Op-ed: PFAS contamination endangers farmers’ health — a new federal program would empower them to address the crisis

When dozens of Maine farmers discovered high levels of PFAS in their soil and water, our state’s agricultural community found itself on the verge of crisis.


These “forever chemicals” pose a grave risk to our food supply and to the farmers and their families working on contaminated land.

It was clear that we needed solutions, and fast. Farmers, advocates and leaders from across the state came together to develop a statewide response to PFAS contamination. Today, Maine is the first state to launch an emergency relief fund for impacted farmers and ban the use of sludge-based fertilizers that contain these dangerous chemicals. Our state’s response has reversed a hopeless situation for so many: of the 59 farms where PFAS was initially discovered, nearly all were able to weather a safe transition with this safety net in place. Now Congress is considering a federal program modeled after Maine’s emergency relief fund. The Relief for Farmers Hit With PFAS Act would authorize grants for states to provide financial assistance to affected farmers, expand monitoring and testing, remediate PFAS, or even help farmers relocate.
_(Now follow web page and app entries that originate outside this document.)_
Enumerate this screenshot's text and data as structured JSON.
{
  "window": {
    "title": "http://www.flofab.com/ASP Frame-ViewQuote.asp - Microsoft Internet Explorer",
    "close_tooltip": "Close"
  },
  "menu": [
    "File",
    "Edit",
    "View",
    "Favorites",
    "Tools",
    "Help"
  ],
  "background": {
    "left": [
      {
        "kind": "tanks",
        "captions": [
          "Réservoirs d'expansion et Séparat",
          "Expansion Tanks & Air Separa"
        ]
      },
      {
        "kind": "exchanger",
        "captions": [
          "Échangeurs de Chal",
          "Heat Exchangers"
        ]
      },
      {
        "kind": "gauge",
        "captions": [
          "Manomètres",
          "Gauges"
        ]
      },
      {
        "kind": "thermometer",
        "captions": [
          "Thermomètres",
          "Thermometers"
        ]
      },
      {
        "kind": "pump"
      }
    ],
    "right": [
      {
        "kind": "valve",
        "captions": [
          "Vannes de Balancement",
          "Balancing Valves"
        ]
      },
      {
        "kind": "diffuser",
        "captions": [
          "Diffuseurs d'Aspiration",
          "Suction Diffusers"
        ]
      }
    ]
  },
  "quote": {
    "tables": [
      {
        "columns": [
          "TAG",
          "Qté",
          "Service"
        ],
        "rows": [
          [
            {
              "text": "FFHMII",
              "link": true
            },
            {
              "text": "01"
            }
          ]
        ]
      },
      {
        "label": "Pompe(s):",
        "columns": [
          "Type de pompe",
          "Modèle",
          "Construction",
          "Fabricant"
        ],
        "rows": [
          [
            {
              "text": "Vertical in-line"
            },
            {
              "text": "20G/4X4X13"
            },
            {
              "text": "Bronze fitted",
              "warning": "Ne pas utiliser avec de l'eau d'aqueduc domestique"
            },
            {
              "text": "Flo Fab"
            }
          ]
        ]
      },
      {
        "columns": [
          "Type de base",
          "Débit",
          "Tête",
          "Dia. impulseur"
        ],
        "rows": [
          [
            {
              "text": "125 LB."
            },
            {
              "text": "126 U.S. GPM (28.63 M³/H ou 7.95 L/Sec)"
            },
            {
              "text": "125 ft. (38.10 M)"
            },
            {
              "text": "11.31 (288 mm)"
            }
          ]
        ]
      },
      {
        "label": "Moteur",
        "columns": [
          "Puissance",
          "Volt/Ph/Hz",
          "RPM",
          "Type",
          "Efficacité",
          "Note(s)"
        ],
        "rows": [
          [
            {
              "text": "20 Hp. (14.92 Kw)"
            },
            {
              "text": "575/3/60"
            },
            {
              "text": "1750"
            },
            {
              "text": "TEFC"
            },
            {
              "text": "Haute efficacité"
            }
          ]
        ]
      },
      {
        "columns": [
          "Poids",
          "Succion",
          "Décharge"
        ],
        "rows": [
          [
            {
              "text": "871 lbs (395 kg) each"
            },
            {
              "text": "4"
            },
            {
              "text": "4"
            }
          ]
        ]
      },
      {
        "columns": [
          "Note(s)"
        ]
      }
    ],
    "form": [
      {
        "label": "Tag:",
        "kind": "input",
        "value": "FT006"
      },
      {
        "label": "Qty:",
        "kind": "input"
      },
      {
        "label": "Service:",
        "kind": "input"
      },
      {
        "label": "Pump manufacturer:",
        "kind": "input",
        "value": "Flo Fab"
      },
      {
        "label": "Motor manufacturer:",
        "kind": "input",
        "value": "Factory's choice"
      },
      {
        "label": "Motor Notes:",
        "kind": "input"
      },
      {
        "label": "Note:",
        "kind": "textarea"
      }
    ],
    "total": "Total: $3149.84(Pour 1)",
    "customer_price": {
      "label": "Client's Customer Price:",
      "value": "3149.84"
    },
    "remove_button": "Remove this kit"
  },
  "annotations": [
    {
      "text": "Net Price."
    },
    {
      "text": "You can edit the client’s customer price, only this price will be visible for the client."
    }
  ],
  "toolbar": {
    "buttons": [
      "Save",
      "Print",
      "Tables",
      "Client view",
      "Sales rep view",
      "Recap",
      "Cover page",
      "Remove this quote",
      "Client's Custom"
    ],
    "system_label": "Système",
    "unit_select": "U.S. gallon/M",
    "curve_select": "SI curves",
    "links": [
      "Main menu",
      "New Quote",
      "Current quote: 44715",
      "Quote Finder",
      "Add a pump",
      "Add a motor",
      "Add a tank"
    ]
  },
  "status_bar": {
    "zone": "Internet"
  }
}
While Maine was the first to confront this problem head-on, the consequences of PFAS contamination extend far beyond our state. For decades, many states have encouraged farmers to spread sewage sludge on fields as fertilizer. Recently, scientists discovered that it contained dangerous chemicals that linger in the environment indefinitely – yet some states haven’t caught up and still push to spread the sludge. Testing for these chemicals is the only way to know if a farm is contaminated, but in the absence of federal guidance or regulations, few states are regularly doing so.

Without adequate monitoring, farmers not only risk financial ruin, but irreversible damage to their health. When PFAS seeps into a farm’s land and water, exposure poses serious health risks for anyone drinking contaminated water or consuming contaminated products, including kidney cancer, liver disease, thyroid disorders and autoimmune disorders. It’s still too early to predict the exact long-term outcomes, but we know it’s only a matter of time until research catches up to reality. One farmer we work with recently reported blood levels of PFAS at 3,500 parts per billion –175 times the level that the National Academies of Sciences, Engineering and Medicine says poses a serious risk – after years of drinking contaminated water on his farm. The previous owner of the farmland died of a cancer that we now believe may have been PFAS-linked.

Without adequate monitoring, farmers not only risk financial ruin, but irreversible damage to their health.

If we don’t plan for the future, more lives are at stake. If more states don’t begin to test their farmland, this crisis could continue affecting far more communities than we currently know. The good news is, once a farm is tested, there are options for farmers to move forward safely. Overhauling farms to produce different types of grains, fruit or root vegetables can significantly lower the risk of concentrating the chemicals. These transitions are safe, but expensive, and small businesses can’t afford this burden alone. That’s why we need a safety net that gives farmers the healthcare and financial support they need.

Farmers whose land has been contaminated through no fault of their own deserve a fair chance to responsibly maintain their livelihood. So our organization, the Maine Organic Farmers and Gardeners Association and Maine Farmland Trust developed an emergency relief fund that provides eligible farmers with all the resources they need: direct support for PFAS testing, short-term income replacement for farmers who were forced to halt sales after discovery, health care and wellness services for those exposed to the harmful chemicals, and infrastructure investments that would allow affected farmers to maintain their livelihoods safely. The initiative was so successful that it became a model for the state’s own emergency relief fund launched earlier this year. It can also be a blueprint for other states and federal lawmakers to follow.

Maine has already proven that it is possible to encourage testing and support safe farm transitions for impacted farmers. We have a robust plan that other advocates and leaders can build on, but states should not have to fight this alone. Our federal leaders must step in and help farmers across the country navigate this pollution crisis.

The bipartisan Relief for Farmers Hit with PFAS Act would do just that – provide a safety net for all of our country’s farmers by providing states with the funding they need to support farmers facing financial hardship after the discovery of PFAS contamination, and health care for those exposed. The next Farm Bill is our opportunity to implement Maine’s proactive approach across the country and ensure farmers have a fair opportunity to work safely and responsibly, and continue to provide for their communities, no matter where they live.

In the meantime, we’re urging the Environmental Protection Agency (EPA) to step in and regulate the spread of contaminated sludge nationwide. If you care about the health of farmers and the safety of our food supply, you can join us by sending a letter to the EPA here. It’s time to enact meaningful solutions that protect our food system, rural economy and the hardworking, independent farmers that are the backbone of rural communities.